Override from both sides

Friends, foes discuss issue
The Arizona Republic
Friday, February 28, 2003
Anne Ryman

SCOTTSDALE - Supporters of the upcoming budget override election in the Scottsdale Unified School District say that it may not be a slam dunk despite their high-profile campaign - and that they're taking nothing for granted.

Although there is no organized opposition, a number of dissenting voices spoke out at a community forum on the override at Scottsdale Community College and said they plan to vote no at the polls March 11.

The one-hour forum Wednesday night was sponsored by the Scottsdale Republic. In addition to critics, the forum also drew a number of supporters from the Scottsdale Parent Council, the largest districtwide parent group in the Scottsdale School District.

Critics say they have various reasons for opposing the override. While all say they support education and the schools, some disagree with the way the school district spends money. Others don't want higher taxes at a time when the economy is bad.

Overrides allow school districts to spend 10 percent more than state-imposed spending caps. The Scottsdale district has had an override in place since the late 1980s, but voters in November 2001 didn't approve an extension of it. The override is being phased out over three years unless voters approve the ballot measure next month.

Joseph Mistovich, 78, is a retired electrical engineer who said Arizona school districts should do a better job managing their utilities. He said he will vote no on the override for this reason.

If he voted yes, he said he would feel that "it's a reward for incompetence, poor management, and it gives them no incentive to improve."

Supporters, however, say the override is essential. Two years ago, the override was paired with a bond issue, and though there was no organized opposition, both failed by a wide margin. This time, supporters are trying to keep their message out there.
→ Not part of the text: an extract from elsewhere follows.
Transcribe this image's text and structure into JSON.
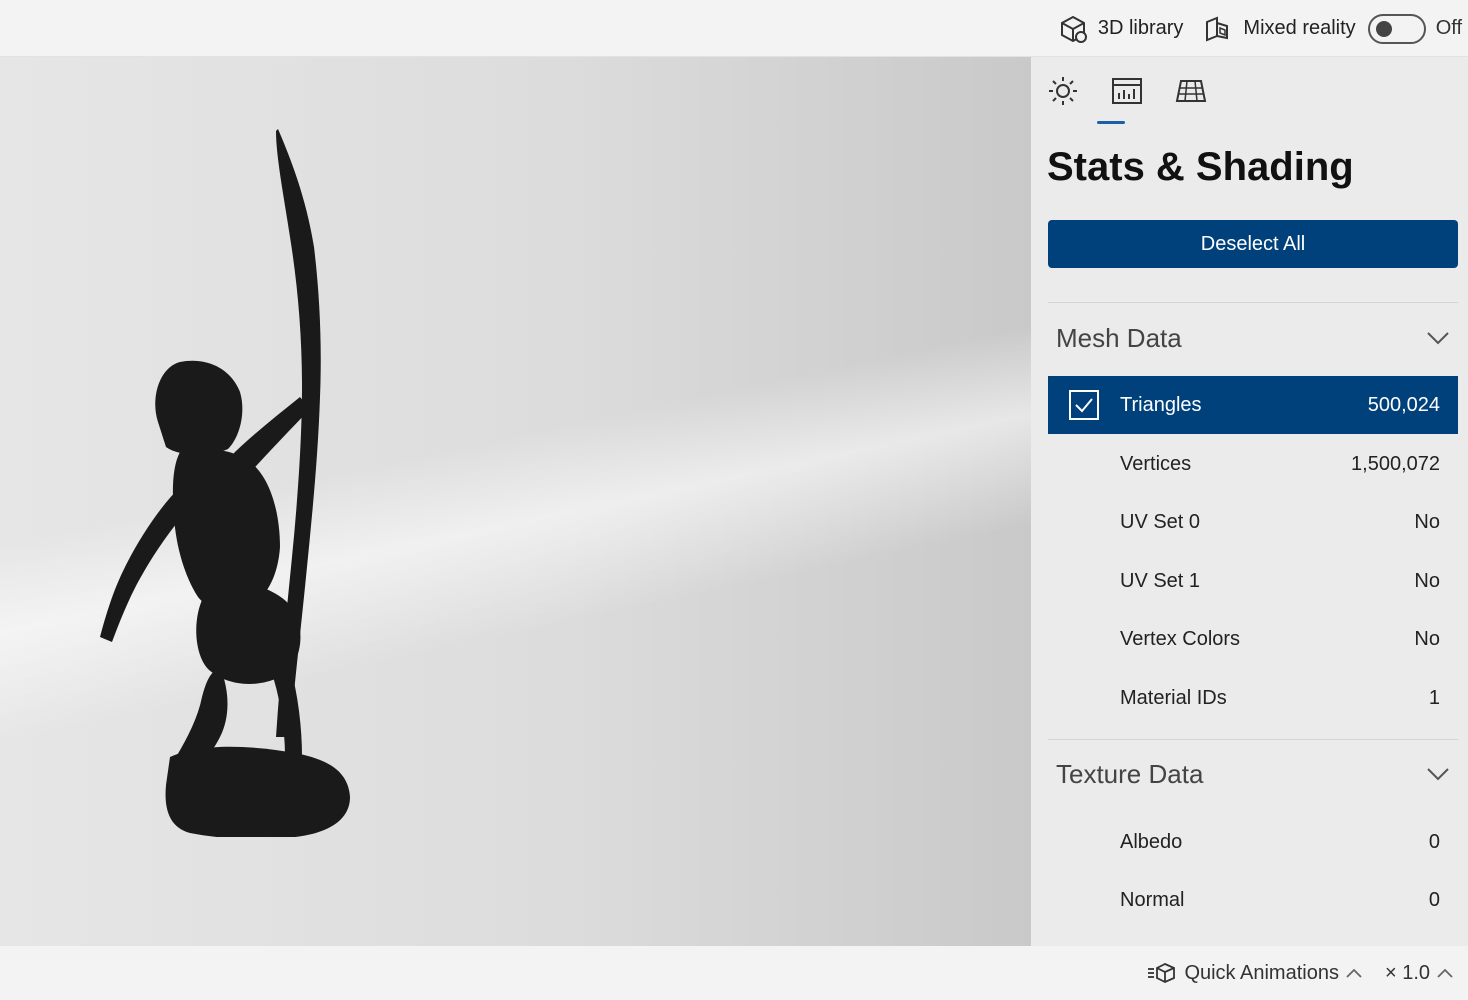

They plan another push next week to prospective voters by running telephone banks on Tuesday, Wednesday and Thursday evenings.

"We're still doing everything we can to make sure people understand the issue," said Joan Agostinelli, president of the Scottsdale Parent Council, which supports the override. But she recognizes that "some people's minds are made up."

Overrides fund many valuable programs, said Bob Flach, the Scottsdale district's chief financial officer and a panelist at Wednesday's community forum. District officials have said they may have to cut up to 179 teaching positions and raise class sizes. Art, music, physical education and athletics also could be cut or eliminated.

Michael Hunter, one of Wednesday's panelists and vice president of the Arizona Tax Research Association, said it is a common tactic for school boards or municipalities to mention cuts in essential services if voters don't pass an override.

Hunter said he is not suggesting Scottsdale is up to any chicanery but said people should hold supporters accountable for their rhetoric.

Questions at Wednesday's forum also touched on the number of assistant principals and Scottsdale's administrative costs. A recent Arizona Auditor General's report on administrative expenses said Scottsdale spends $536 per student, compared with the state average of $599. The district puts 59 percent of its dollars in the classroom. The state average is 58 percent, according to the report. Neighboring Paradise Valley Unified School District puts 64 percent of its dollars in the classroom while Mesa and Deer Valley put 62 percent.

Not counted in the 59 percent spent in the classroom is money spent to pay support staff, such as nurses, librarians and school resource officers, Flach said. He said the district's central administrative staff makes up 2.3 percent of the budget. Even if all the central administration was cut, it wouldn't solve the financial problems, he said.

Clerical staff also isn't included in the classroom instruction percentages.

The Scottsdale district has been criticized for its number of assistant principals. Last year, a survey of neighboring districts showed that Scottsdale had 43 assistant principals at 32 schools, more than twice what the larger Paradise Valley Unified School District has at its 36 schools.

Flach said some school districts use the term "teacher on assignment" when a teacher is working as an assistant principal. Scottsdale has cut its assistant principals by 4.5 positions this year, he said. Some are serving more than one school. The number of assistant principals is an area district officials will continue to examine, he said